The Artist is a black and white silent movie about the film industry in the 1920s. It stars Jean Dujardin as a very convincing Valentin, and Bérénice Bejo as the peppy Peppy (see what they did there?). It is extremely skillfully made and actually won five Oscars, all of them truly deserved. And I know what you’re thinking: Black and white? Silent movie? How dull! But believe me, it is anything but!
So go and see it!
Curtis, a young husband and father, is troubled by a series of apocalyptic visions and dreams in which his friends are trying to harm him and his daughter. Fearing for the safety of himself and his family, he decides to build a storm shelter in the garden. But are the visions real?

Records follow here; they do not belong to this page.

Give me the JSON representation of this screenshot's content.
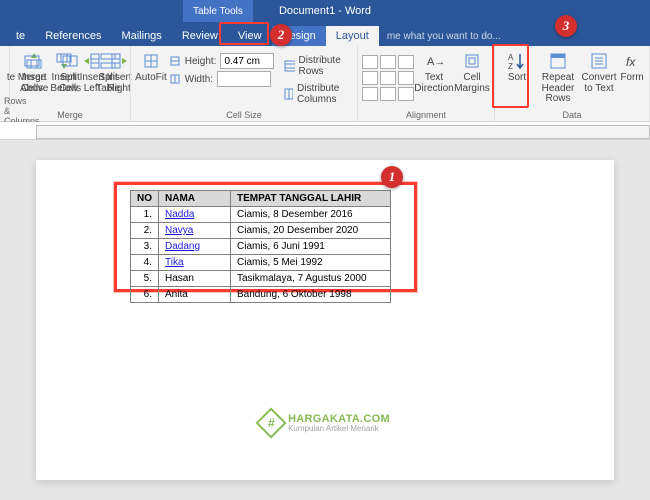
{
  "titlebar": {
    "doc": "Document1 - Word",
    "tabletools": "Table Tools"
  },
  "tabs": {
    "t0": "te",
    "t1": "References",
    "t2": "Mailings",
    "t3": "Review",
    "t4": "View",
    "t5": "Design",
    "t6": "Layout",
    "tellme": "me what you want to do..."
  },
  "groups": {
    "rowscols": {
      "label": "Rows & Columns",
      "b0": "te",
      "b1": "Insert Above",
      "b2": "Insert Below",
      "b3": "Insert Left",
      "b4": "Insert Right"
    },
    "merge": {
      "label": "Merge",
      "b1": "Merge Cells",
      "b2": "Split Cells",
      "b3": "Split Table"
    },
    "cellsize": {
      "label": "Cell Size",
      "autofit": "AutoFit",
      "height_lbl": "Height:",
      "width_lbl": "Width:",
      "height_val": "0.47 cm",
      "width_val": "",
      "distrows": "Distribute Rows",
      "distcols": "Distribute Columns"
    },
    "alignment": {
      "label": "Alignment",
      "textdir": "Text Direction",
      "cellmarg": "Cell Margins"
    },
    "data": {
      "label": "Data",
      "sort": "Sort",
      "repeat": "Repeat Header Rows",
      "convert": "Convert to Text",
      "form": "Form"
    }
  },
  "tbl": {
    "h1": "NO",
    "h2": "NAMA",
    "h3": "TEMPAT TANGGAL LAHIR",
    "rows": [
      {
        "no": "1.",
        "nm": "Nadda",
        "tl": "Ciamis, 8 Desember 2016",
        "link": true
      },
      {
        "no": "2.",
        "nm": "Navya",
        "tl": "Ciamis, 20 Desember 2020",
        "link": true
      },
      {
        "no": "3.",
        "nm": "Dadang",
        "tl": "Ciamis, 6 Juni 1991",
        "link": true
      },
      {
        "no": "4.",
        "nm": "Tika",
        "tl": "Ciamis, 5 Mei 1992",
        "link": true
      },
      {
        "no": "5.",
        "nm": "Hasan",
        "tl": "Tasikmalaya, 7 Agustus 2000",
        "link": false
      },
      {
        "no": "6.",
        "nm": "Anita",
        "tl": "Bandung, 6 Oktober 1998",
        "link": false
      }
    ]
  },
  "markers": {
    "m1": "1",
    "m2": "2",
    "m3": "3"
  },
  "wm": {
    "t1": "HARGAKATA.COM",
    "t2": "Kumpulan Artikel Menarik",
    "hash": "#"
  }
}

Or has he simply inherited his mother’s schizophrenia?
Take Shelter (2011) is directed by Jeff Nichols and stars Michael Shannon as Curtis, and Jessica Chastain as Samantha, his wife. The film is quiet, at times slow, and leaves you wondering throughout just where the story is going. Shannon does a great job at portraying the quiet and troubled Curtis, and his almost intense features add to the weirdness of it all. This is a good film, and probably the most low-key apocalypse movies made so far. It is very much recommended!

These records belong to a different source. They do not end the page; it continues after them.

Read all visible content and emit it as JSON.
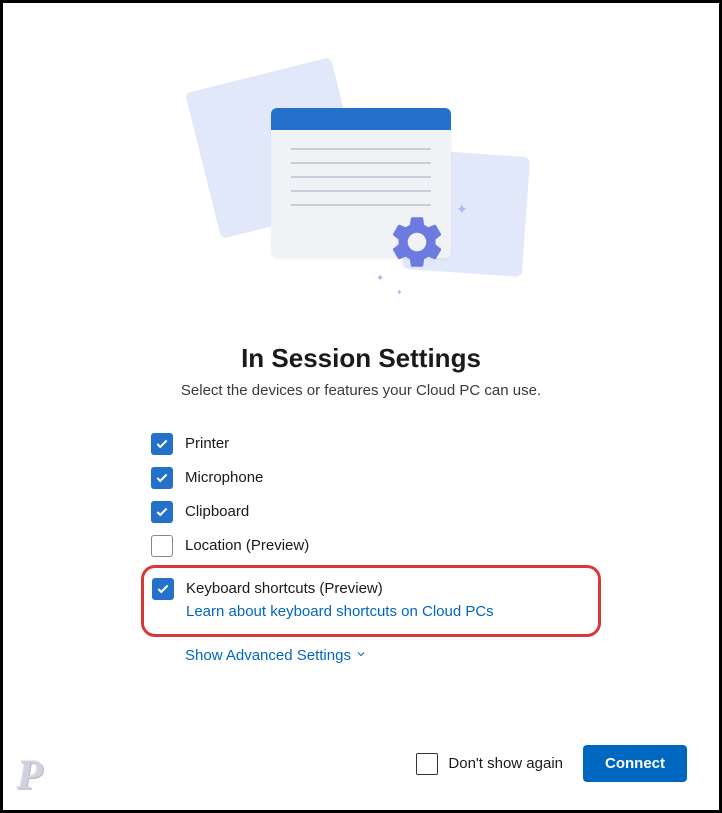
{
  "title": "In Session Settings",
  "subtitle": "Select the devices or features your Cloud PC can use.",
  "options": [
    {
      "label": "Printer",
      "checked": true
    },
    {
      "label": "Microphone",
      "checked": true
    },
    {
      "label": "Clipboard",
      "checked": true
    },
    {
      "label": "Location (Preview)",
      "checked": false
    },
    {
      "label": "Keyboard shortcuts (Preview)",
      "checked": true,
      "link": "Learn about keyboard shortcuts on Cloud PCs",
      "highlighted": true
    }
  ],
  "advanced_link": "Show Advanced Settings",
  "footer": {
    "dont_show_label": "Don't show again",
    "dont_show_checked": false,
    "connect_label": "Connect"
  },
  "watermark": "P"
}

In the mood for some lighthearted learning this Friday afternoon? If you are, then let me recommend the documentary The Greatest Movie Ever Sold (2011), directed by Morgan Spurlock, the man behind Supersize me (2004).
The concept: to make a film about product placement in films. The twist: to have that film completely sponsored by products, that is, to include as much product placement as possible. The goal: to make us as viewers aware of the amount of product placement in films.
The documentary is entertaining, easy-going and light-hearted. No shocking revelations are made, but you don’t always need the shock effect. Sometimes it’s just nice to watch something fun (and you do get to learn about products such as Head’n’Mane).
So if you would like to see a documentary, but can’t face the really heavy stuff, this is the thing for you.